There are eco-friendly hair-ties out there, but they aren’t cost-effective. These are the holy grail, but they’re also stupid expensive. Instead, I hoard all the hair-ties I find very carefully. (Are you brave enough to wash ones you find on the ground and re-use?) When they run out, I’ll go from there.
I’ve also moved toward using bobby pins more often. Another option for longer hair may be wooden hair sticks, although I don’t think they’re an adequate stand-in for a good hair tie.
While there are hair gel options in glass, they’re quite expensive. Consider going the DIY route which, even if there is trash produced, is likely less than buying a plastic bottle every time you run out. Here’s a flaxseed gel recipe and a hair wax recipe as well. Someone also mentioned diluting aloe vera gel into water and using it as a spray which may be a good zero waste option for those with aloe plants or access to aloe leaves in stores.
There are a few low-waste hairspray recipes floating around out there, all of which have people who highly recommend and others who tell everyone to stay away! I think this is a case – again – of trying it out yourself and seeing what works best for you: sugar and water or lemons and vodka.
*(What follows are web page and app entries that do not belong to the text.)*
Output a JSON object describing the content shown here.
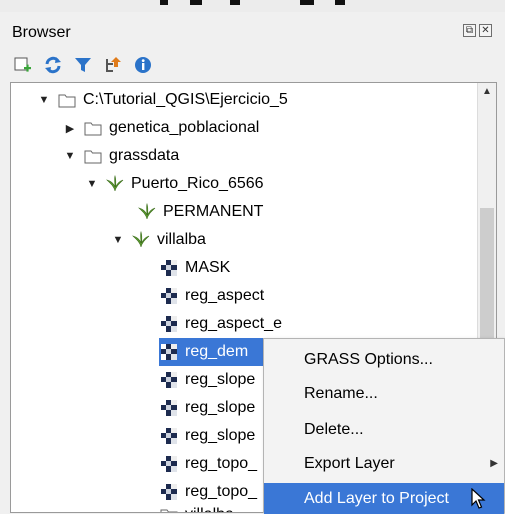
{
  "panel": {
    "title": "Browser",
    "float_glyph": "⧉",
    "close_glyph": "✕"
  },
  "toolbar": {
    "icons": [
      "add-selected-layers-icon",
      "refresh-icon",
      "filter-icon",
      "collapse-all-icon",
      "info-icon"
    ]
  },
  "tree": {
    "root": {
      "label": "C:\\Tutorial_QGIS\\Ejercicio_5",
      "expanded": true
    },
    "items": [
      {
        "label": "genetica_poblacional",
        "type": "folder",
        "expanded": false
      },
      {
        "label": "grassdata",
        "type": "folder",
        "expanded": true
      },
      {
        "label": "Puerto_Rico_6566",
        "type": "grass-location",
        "expanded": true
      },
      {
        "label": "PERMANENT",
        "type": "grass-mapset"
      },
      {
        "label": "villalba",
        "type": "grass-mapset",
        "expanded": true
      },
      {
        "label": "MASK",
        "type": "raster"
      },
      {
        "label": "reg_aspect",
        "type": "raster"
      },
      {
        "label": "reg_aspect_e",
        "type": "raster"
      },
      {
        "label": "reg_dem",
        "type": "raster",
        "selected": true
      },
      {
        "label": "reg_slope",
        "type": "raster"
      },
      {
        "label": "reg_slope",
        "type": "raster"
      },
      {
        "label": "reg_slope",
        "type": "raster"
      },
      {
        "label": "reg_topo_",
        "type": "raster"
      },
      {
        "label": "reg_topo_",
        "type": "raster"
      },
      {
        "label": "villalba",
        "type": "folder"
      }
    ]
  },
  "context_menu": {
    "items": [
      {
        "label": "GRASS Options..."
      },
      {
        "label": "Rename..."
      },
      {
        "label": "Delete..."
      },
      {
        "label": "Export Layer",
        "has_submenu": true
      },
      {
        "label": "Add Layer to Project",
        "highlighted": true
      }
    ]
  },
  "colors": {
    "selection": "#3a77d6",
    "grass_green": "#5b9b2f"
  }
}
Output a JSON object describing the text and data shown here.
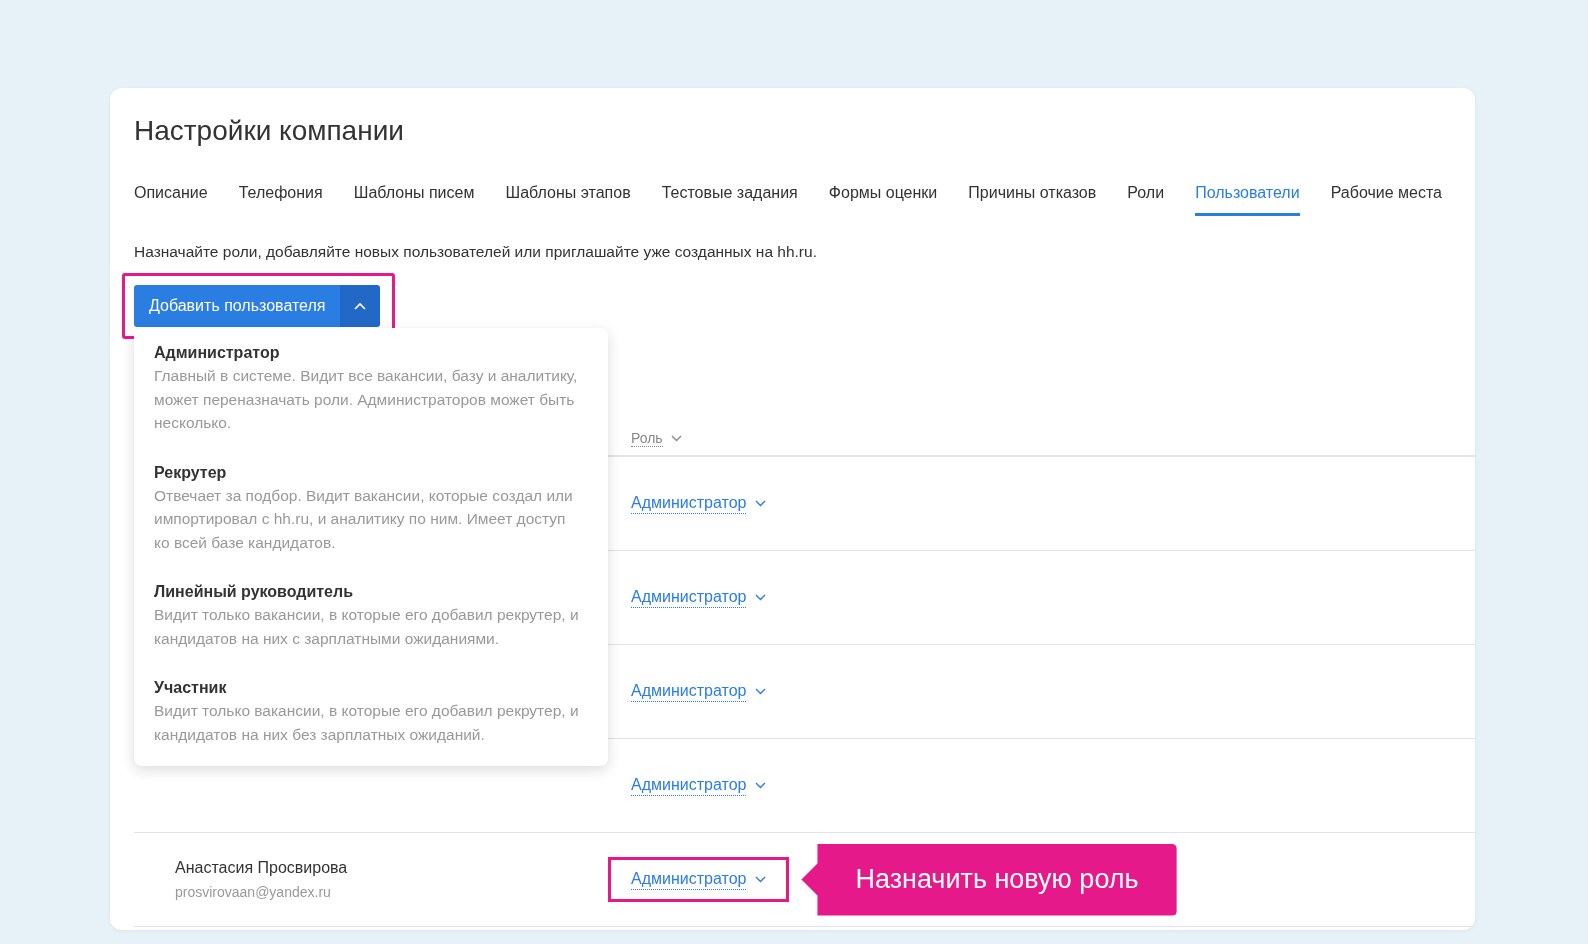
{
  "page": {
    "title": "Настройки компании"
  },
  "tabs": [
    {
      "label": "Описание",
      "selected": false
    },
    {
      "label": "Телефония",
      "selected": false
    },
    {
      "label": "Шаблоны писем",
      "selected": false
    },
    {
      "label": "Шаблоны этапов",
      "selected": false
    },
    {
      "label": "Тестовые задания",
      "selected": false
    },
    {
      "label": "Формы оценки",
      "selected": false
    },
    {
      "label": "Причины отказов",
      "selected": false
    },
    {
      "label": "Роли",
      "selected": false
    },
    {
      "label": "Пользователи",
      "selected": true
    },
    {
      "label": "Рабочие места",
      "selected": false
    }
  ],
  "description": "Назначайте роли, добавляйте новых пользователей или приглашайте уже созданных на hh.ru.",
  "add_button": {
    "label": "Добавить пользователя",
    "menu_open": true,
    "highlighted": true
  },
  "role_menu": [
    {
      "title": "Администратор",
      "description": "Главный в системе. Видит все вакансии, базу и аналитику, может переназначать роли. Администраторов может быть несколько."
    },
    {
      "title": "Рекрутер",
      "description": "Отвечает за подбор. Видит вакансии, которые создал или импортировал с hh.ru, и аналитику по ним. Имеет доступ ко всей базе кандидатов."
    },
    {
      "title": "Линейный руководитель",
      "description": "Видит только вакансии, в которые его добавил рекрутер, и кандидатов на них с зарплатными ожиданиями."
    },
    {
      "title": "Участник",
      "description": "Видит только вакансии, в которые его добавил рекрутер, и кандидатов на них без зарплатных ожиданий."
    }
  ],
  "table": {
    "columns": [
      "Роль"
    ],
    "rows": [
      {
        "role": "Администратор",
        "highlighted": false
      },
      {
        "role": "Администратор",
        "highlighted": false
      },
      {
        "role": "Администратор",
        "highlighted": false
      },
      {
        "role": "Администратор",
        "highlighted": false
      },
      {
        "name": "Анастасия Просвирова",
        "email": "prosvirovaan@yandex.ru",
        "role": "Администратор",
        "highlighted": true
      }
    ]
  },
  "callout": "Назначить новую роль"
}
With so many options, something lower-waste than your current routine is bound to work! Good luck with your experiments!